Fee-for-Service Contract – This typically offers the lowest entrance and monthly fees, but should one find themselves in need of long-term care, the full value of these services will need to be paid in addition to monthly fees.

It should be said that these contracts may offer options to refund the entrance fee should individuals decide to leave the community or pass away.

What if you have a Long-Term Care Policy?

Most CCRC’s will allow one to use Long-Term Care policy benefits to offset any related expenses. In doing so, entrance and monthly fees will typically be lower as contracts are negotiated. Combined with a Fee-for-Service Contract, a Long-Term Care policy can ameliorate cash flows.

When to Move

Because this is a major decision that will affect the rest of one’s retirement, extensive planning will have to be done in order to consider whether this is the right move or not. Assuming it is, moving into a CCRC while one is still healthy and independent is generally advisable for a few reasons:

  1. Many CCRC’s have waiting lists which can span from months to years to have an available spot. It may be too late to consider a CCRC when care is needed.
  2. While still healthy, one can take advantage of a CCRC’s amenities. Most CCRC’s offer an extensive list of activities and space to give its residents a high level of autonomy.
  3. If one moves in at an appropriately early age, the financial costs may be less expensive in the long term depending on one’s needs.
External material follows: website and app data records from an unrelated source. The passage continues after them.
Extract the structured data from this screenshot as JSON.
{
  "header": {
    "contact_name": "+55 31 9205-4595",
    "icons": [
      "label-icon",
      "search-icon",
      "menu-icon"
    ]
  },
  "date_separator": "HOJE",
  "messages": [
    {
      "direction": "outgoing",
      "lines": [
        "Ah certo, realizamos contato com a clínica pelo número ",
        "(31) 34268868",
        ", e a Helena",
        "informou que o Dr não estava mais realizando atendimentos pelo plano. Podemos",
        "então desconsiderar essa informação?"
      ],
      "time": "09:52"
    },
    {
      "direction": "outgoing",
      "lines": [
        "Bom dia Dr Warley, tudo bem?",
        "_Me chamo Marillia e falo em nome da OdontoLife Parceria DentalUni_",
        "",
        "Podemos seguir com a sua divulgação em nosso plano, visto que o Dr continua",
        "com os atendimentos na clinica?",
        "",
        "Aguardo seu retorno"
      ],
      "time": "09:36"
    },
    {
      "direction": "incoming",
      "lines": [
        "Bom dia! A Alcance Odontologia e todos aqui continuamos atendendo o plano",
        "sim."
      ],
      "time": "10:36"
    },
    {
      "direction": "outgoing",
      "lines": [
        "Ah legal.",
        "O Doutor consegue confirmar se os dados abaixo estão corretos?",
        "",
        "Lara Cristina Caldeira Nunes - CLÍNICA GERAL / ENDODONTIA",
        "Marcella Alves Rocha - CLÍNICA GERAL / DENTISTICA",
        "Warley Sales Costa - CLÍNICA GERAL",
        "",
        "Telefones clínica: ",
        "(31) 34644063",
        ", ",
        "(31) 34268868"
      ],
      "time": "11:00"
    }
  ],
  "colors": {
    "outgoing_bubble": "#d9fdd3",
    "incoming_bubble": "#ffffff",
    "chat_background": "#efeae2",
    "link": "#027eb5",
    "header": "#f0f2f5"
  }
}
The decision to move into a CCRC can be a viable option if it fits one’s needs. As stated earlier, extensive planning will have to be conducted. Speaking to a lawyer about contract types and a financial planner about cash flow management and options are just a few ways in which one can get started.